Summer Kit:
-Small lightweight Leatherman/Multi-tool
-Paracord (1-2 ft)
-Duct Tape
-5-6 Zip-ties (various sizes)
-Bailing wire (about 6-10 inches coiled up)
-Voile Ski straps (2-3)
-Gear Fabric Tape (for torn down jackets, tents, or sleeping bags)
-Sleeping Pad Repair

First Aid

Accidents tend to be relatively universal within the realms of winter and summer action sports (thank you orthopedic surgeons). While there may be some subtle discrepancies as far as types of injuries goes, first aid kits will predominantly stay the same. Depending on distance from definitive care as well as days in field may have an influence on whether you potentially add some extra items to your trauma/first aid kit. Take the time between season’s to reassess the kit to see if it needs any updates or perhaps it could use a re-up depending on how many items used in the winter months.  Need guidance?  Check out this blog post about first aid kits.

Avalanche Rescue Gear

The great thing about avalanche gear is that it is compatible with summer activities – that is if you are planning on traveling on glaciers or in the snow.
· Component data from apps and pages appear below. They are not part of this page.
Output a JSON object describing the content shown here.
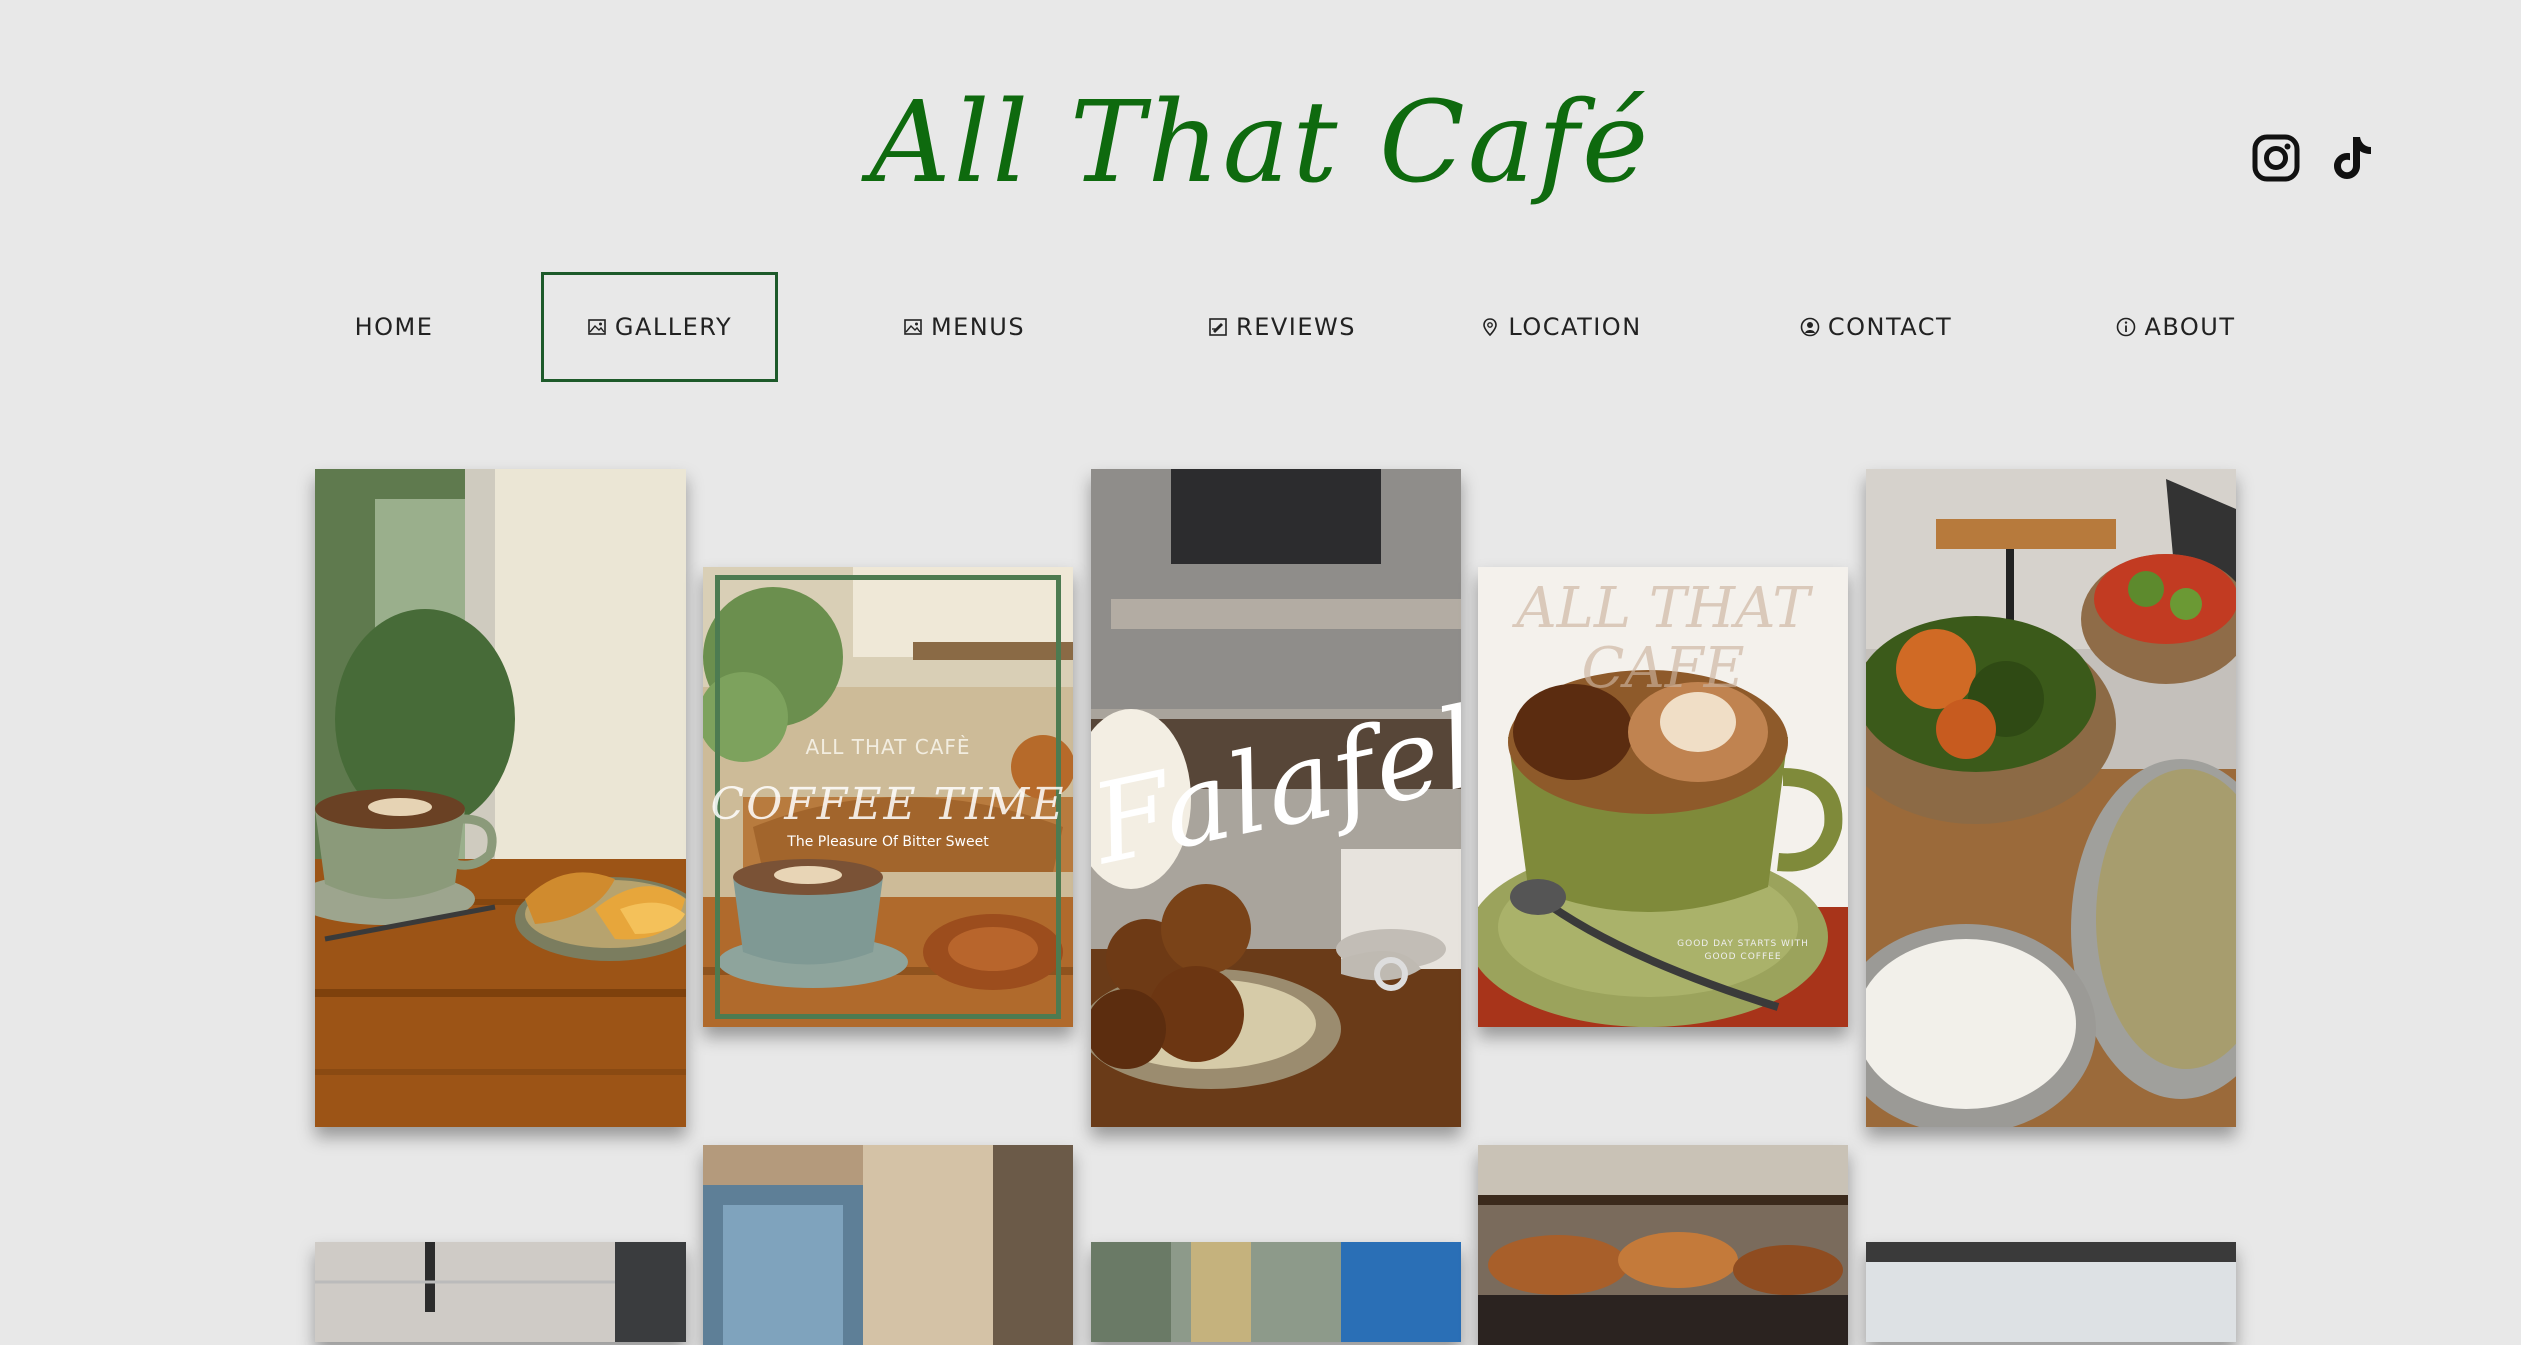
{
  "header": {
    "title": "All That Café",
    "social": [
      {
        "name": "instagram-icon"
      },
      {
        "name": "tiktok-icon"
      }
    ]
  },
  "nav": {
    "items": [
      {
        "label": "HOME",
        "icon": "",
        "active": false
      },
      {
        "label": "GALLERY",
        "icon": "image-icon",
        "active": true
      },
      {
        "label": "MENUS",
        "icon": "image-icon",
        "active": false
      },
      {
        "label": "REVIEWS",
        "icon": "review-icon",
        "active": false
      },
      {
        "label": "LOCATION",
        "icon": "location-pin-icon",
        "active": false
      },
      {
        "label": "CONTACT",
        "icon": "contact-icon",
        "active": false
      },
      {
        "label": "ABOUT",
        "icon": "info-icon",
        "active": false
      }
    ]
  },
  "gallery": {
    "photos": [
      {
        "name": "photo-latte-croissants"
      },
      {
        "name": "photo-coffee-time-poster",
        "brand": "ALL THAT CAFÈ",
        "headline": "COFFEE TIME",
        "tagline": "The Pleasure Of Bitter Sweet"
      },
      {
        "name": "photo-falafel",
        "overlay": "Falafel"
      },
      {
        "name": "photo-latte-mocha",
        "overlay": "ALL THAT CAFE",
        "caption_line1": "GOOD DAY STARTS WITH",
        "caption_line2": "GOOD COFFEE"
      },
      {
        "name": "photo-salads"
      },
      {
        "name": "photo-row2-1"
      },
      {
        "name": "photo-row2-2"
      },
      {
        "name": "photo-row2-3"
      },
      {
        "name": "photo-row2-4"
      },
      {
        "name": "photo-row2-5"
      }
    ]
  },
  "colors": {
    "brand_green": "#0e6a0e",
    "active_border": "#1d5a2a",
    "background": "#e8e8e8"
  }
}
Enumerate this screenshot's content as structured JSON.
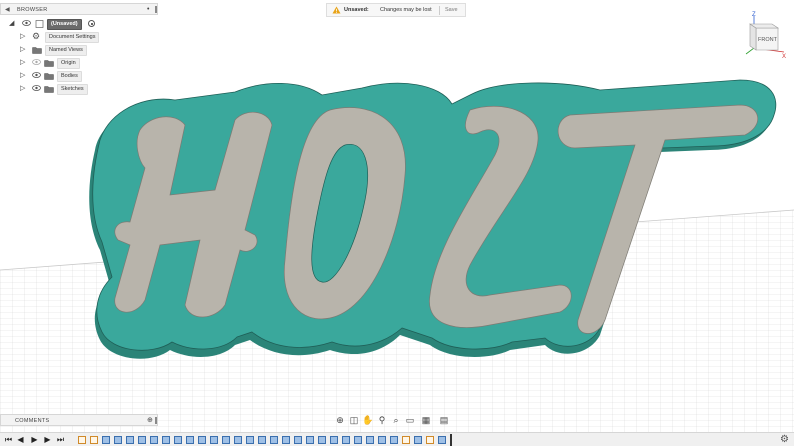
{
  "browser": {
    "title": "BROWSER",
    "document_name": "(Unsaved)",
    "items": [
      {
        "label": "Document Settings",
        "icon": "gear-icon"
      },
      {
        "label": "Named Views",
        "icon": "folder-icon"
      },
      {
        "label": "Origin",
        "icon": "folder-icon"
      },
      {
        "label": "Bodies",
        "icon": "folder-icon"
      },
      {
        "label": "Sketches",
        "icon": "folder-icon"
      }
    ]
  },
  "notice": {
    "status": "Unsaved:",
    "message": "Changes may be lost",
    "save_label": "Save"
  },
  "viewcube": {
    "axis_z": "Z",
    "axis_x": "X",
    "face_label": "FRONT"
  },
  "model": {
    "text": "HOLT",
    "body_color": "#3aa89c",
    "face_color": "#b8b4ab"
  },
  "comments": {
    "title": "COMMENTS"
  },
  "colors": {
    "accent": "#3aa89c",
    "warning": "#e8a317"
  }
}
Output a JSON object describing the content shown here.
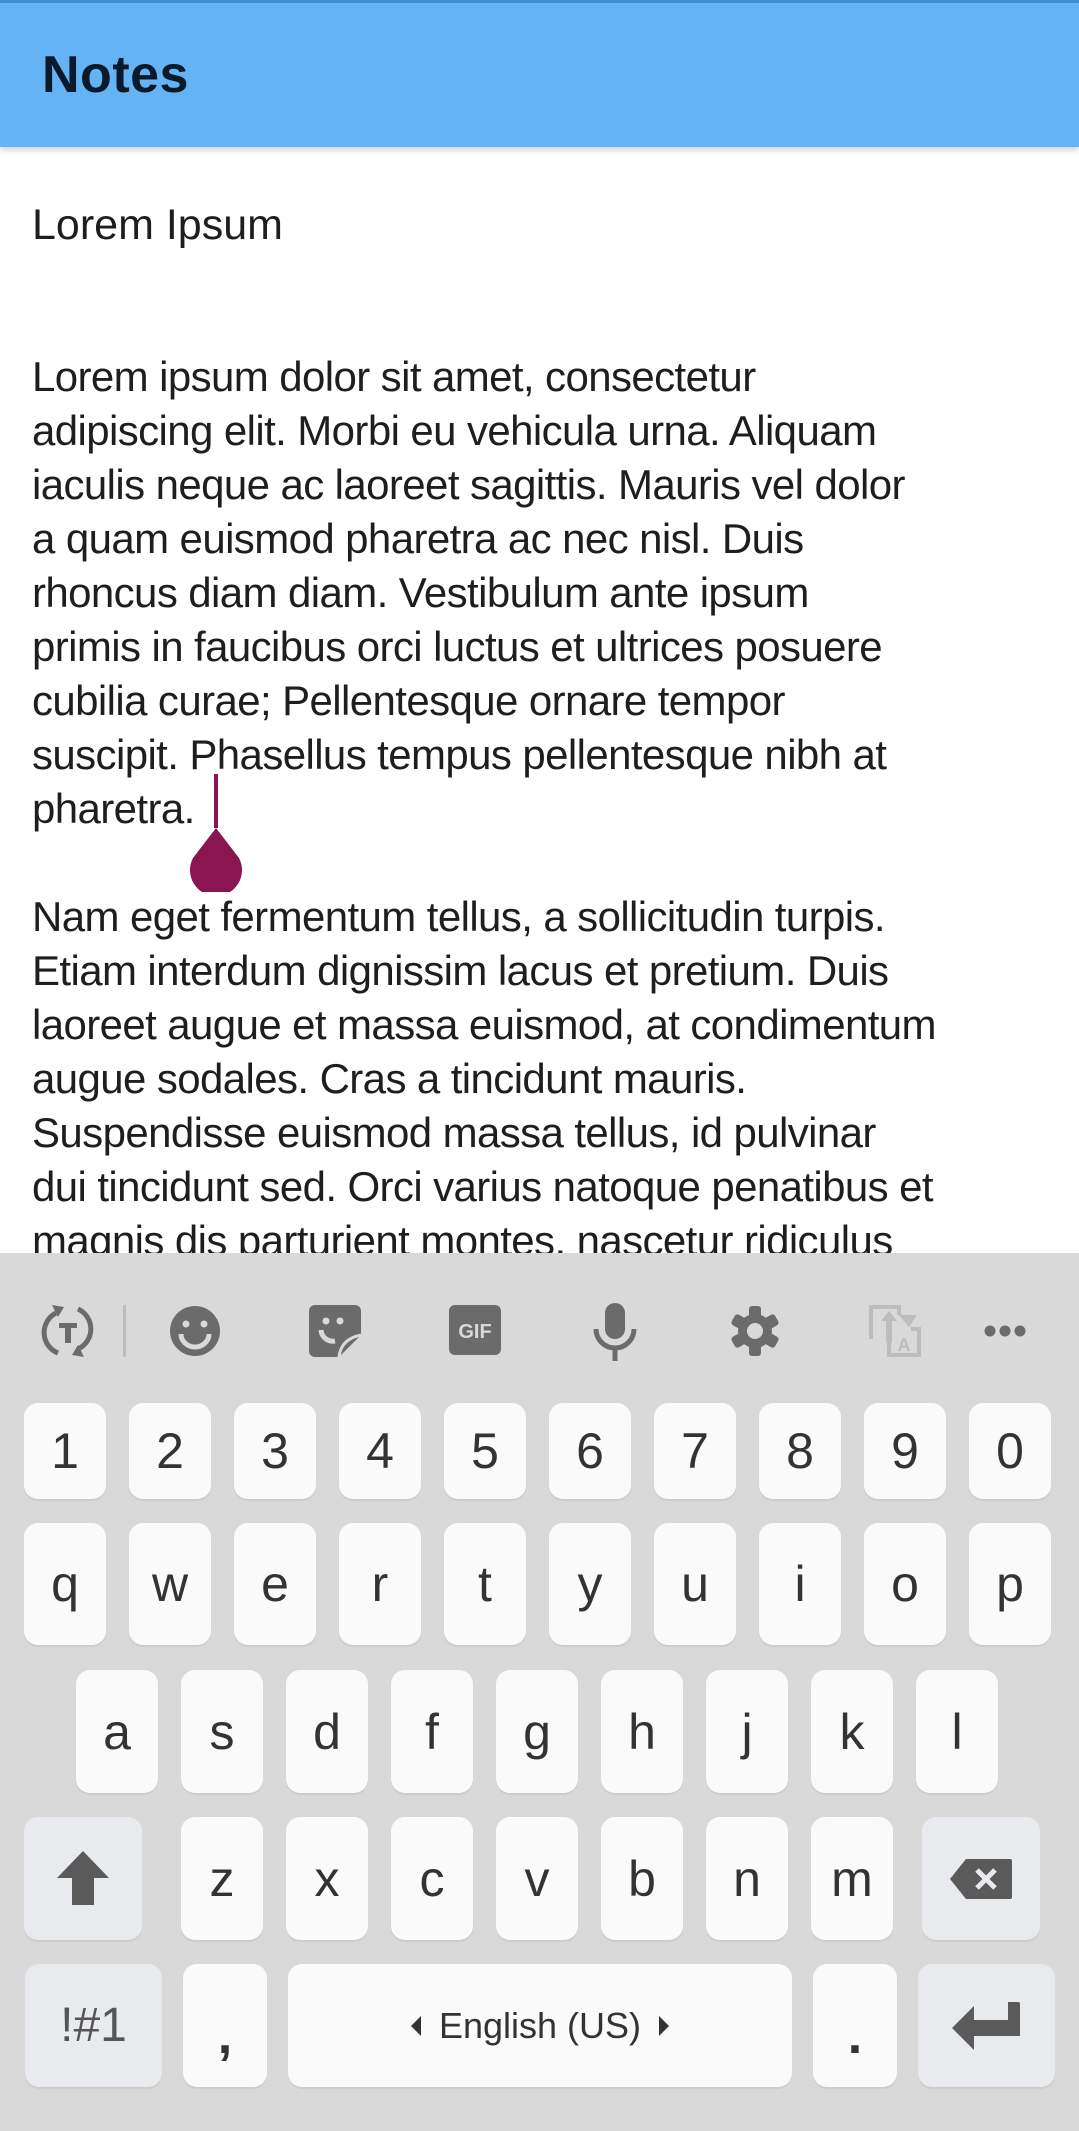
{
  "app_bar": {
    "title": "Notes",
    "color": "#64b4f5"
  },
  "note": {
    "title": "Lorem Ipsum",
    "paragraphs": [
      {
        "lines": [
          "Lorem ipsum dolor sit amet, consectetur",
          "adipiscing elit. Morbi eu vehicula urna. Aliquam",
          "iaculis neque ac laoreet sagittis. Mauris vel dolor",
          "a quam euismod pharetra ac nec nisl. Duis",
          "rhoncus diam diam. Vestibulum ante ipsum",
          "primis in faucibus orci luctus et ultrices posuere",
          "cubilia curae; Pellentesque ornare tempor",
          "suscipit. Phasellus tempus pellentesque nibh at",
          "pharetra."
        ]
      },
      {
        "lines": [
          "Nam eget fermentum tellus, a sollicitudin turpis.",
          "Etiam interdum dignissim lacus et pretium. Duis",
          "laoreet augue et massa euismod, at condimentum",
          "augue sodales. Cras a tincidunt mauris.",
          "Suspendisse euismod massa tellus, id pulvinar",
          "dui tincidunt sed. Orci varius natoque penatibus et",
          "magnis dis parturient montes, nascetur ridiculus"
        ]
      }
    ],
    "cursor_color": "#8a1550"
  },
  "keyboard": {
    "toolbar": [
      {
        "icon": "text-switch-icon"
      },
      {
        "icon": "emoji-icon"
      },
      {
        "icon": "sticker-icon"
      },
      {
        "icon": "gif-icon",
        "label": "GIF"
      },
      {
        "icon": "microphone-icon"
      },
      {
        "icon": "settings-gear-icon"
      },
      {
        "icon": "translate-icon",
        "disabled": true
      },
      {
        "icon": "more-options-icon"
      }
    ],
    "number_row": [
      "1",
      "2",
      "3",
      "4",
      "5",
      "6",
      "7",
      "8",
      "9",
      "0"
    ],
    "row_q": [
      "q",
      "w",
      "e",
      "r",
      "t",
      "y",
      "u",
      "i",
      "o",
      "p"
    ],
    "row_a": [
      "a",
      "s",
      "d",
      "f",
      "g",
      "h",
      "j",
      "k",
      "l"
    ],
    "row_z": [
      "z",
      "x",
      "c",
      "v",
      "b",
      "n",
      "m"
    ],
    "shift_icon": "shift-arrow-icon",
    "backspace_icon": "backspace-icon",
    "symbols_label": "!#1",
    "comma_label": ",",
    "space_label": "English (US)",
    "period_label": ".",
    "enter_icon": "enter-icon"
  }
}
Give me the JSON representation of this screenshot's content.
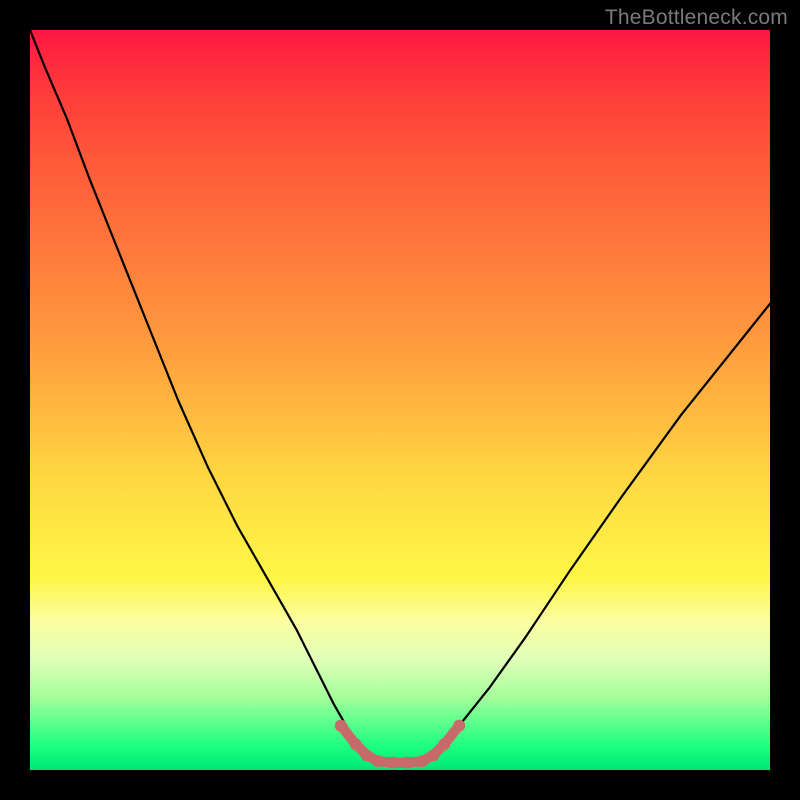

In most cases with the change in the seasons means a more stable snowpack and less likelihood of avalanches (this doesn’t mean that avalanches don’t exist in the summer season). The shovel and probe are important items to include in your mountaineering kit. A shovel is multi-faceted and can be used in all types of situations from leveling out a camp site, digging snow anchors, to building a snow kitchen and so fourth. A probe can be a wonderful tool for gauging what is going on under the surface of a glacier, for example if there is some uncertainty in a snow bridge, an avalanche probe can be used to asses the depth and as to whether a crossing is safe or not. Avalanche transceivers are an item that isn’t always necessary in the summer. Use of transceivers will correlate with hazard, on a mountain like Tahoma (Rainier), it is required by the National Park Service for guided groups to carry them. Nonetheless, if you are going to carry a transceiver you should know how to use it properly.


Most other changeover items should be relatively explanatory such tools like ropes, mountaineering gear (i.e. cordelette, sling, carabiners, etc.), helmets that may or may not have been a part of your winter equipment and will be added in or subbed out. This could also include different wardrobe choices (i.e. gloves, jacket, pants, etc.) as well as trading out ski or snowboard boots for double or single (or both) mountaineering boots. Multi-day trips also means including potentially different styles of tents and sleeping bags dependent on if you were doing winter based ski objectives in a cold or more mild environment and what sort of climate you will be welcomed with come summer. All and all the changes are manageable yet one of the best changes of summer is the welcoming of sunny skies and plenty of opportunities for consumption of vitamin D.


  • So you’re thinking about applying to the BIPOC Guide Development Program?

    By Sof Petros (she/they) So you’re thinking about applying to the 2024 Alpine Ascents x Edgeworks BIPOC Guide Development Program? My name is Sof Petros (she/they), I’m a rock climbing guide and instructor based in Snohomish, WA and a graduate of the inaugural 2023 cohort of this BIPOC Guide Development Program. I was truly so […]

  • Top 5 Questions: Mexico Volcanoes

    With our first Mexico Volcanoes trip of the winter season fast approaching, we sat down with guide Hannah McGowan for her words of wisdom when it comes to this iconic climbing trip. Mexico Volcanoes:  Top 5 Questions What’s the food like? Simply put, the food on this expedition is awesome! We eat at a variety […]

  • Reading the Weather: How to Use History, Experience, and Forecasting to your Advantage

    by Elias Zane-Holt Weather! What a dynamic and ethereal thing. As I sat down to share my thoughts with you all, I had two key epiphanies. First, I think we tend to underestimate the impact of weather on our daily lives. Weather is constantly affecting our mood, and swaying our critical choice making each day– […]

Partners & Accreditations

Alpine Ascents International is an authorized mountain guide service of Denali National Park and Preserve and Mount Rainier National Park.
© Copyright 2023 All Rights Reserved. Alpine Ascents International